[Excerpts from an interface dataset]
══════

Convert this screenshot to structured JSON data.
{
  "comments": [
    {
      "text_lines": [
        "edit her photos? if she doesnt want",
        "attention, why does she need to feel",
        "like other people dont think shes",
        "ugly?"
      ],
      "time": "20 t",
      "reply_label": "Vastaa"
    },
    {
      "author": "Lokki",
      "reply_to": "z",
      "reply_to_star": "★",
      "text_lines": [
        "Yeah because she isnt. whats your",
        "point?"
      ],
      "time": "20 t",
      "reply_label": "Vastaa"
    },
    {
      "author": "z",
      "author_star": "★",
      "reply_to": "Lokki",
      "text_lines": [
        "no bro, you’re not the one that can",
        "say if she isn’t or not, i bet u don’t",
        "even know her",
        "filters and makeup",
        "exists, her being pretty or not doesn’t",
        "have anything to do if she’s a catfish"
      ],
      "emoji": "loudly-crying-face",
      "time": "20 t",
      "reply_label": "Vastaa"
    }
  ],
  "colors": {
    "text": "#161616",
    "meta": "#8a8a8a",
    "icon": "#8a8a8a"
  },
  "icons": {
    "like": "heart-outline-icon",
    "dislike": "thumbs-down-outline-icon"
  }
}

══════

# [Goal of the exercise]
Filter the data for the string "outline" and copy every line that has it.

# [Your response]
    "like": "heart-outline-icon",
    "dislike": "thumbs-down-outline-icon"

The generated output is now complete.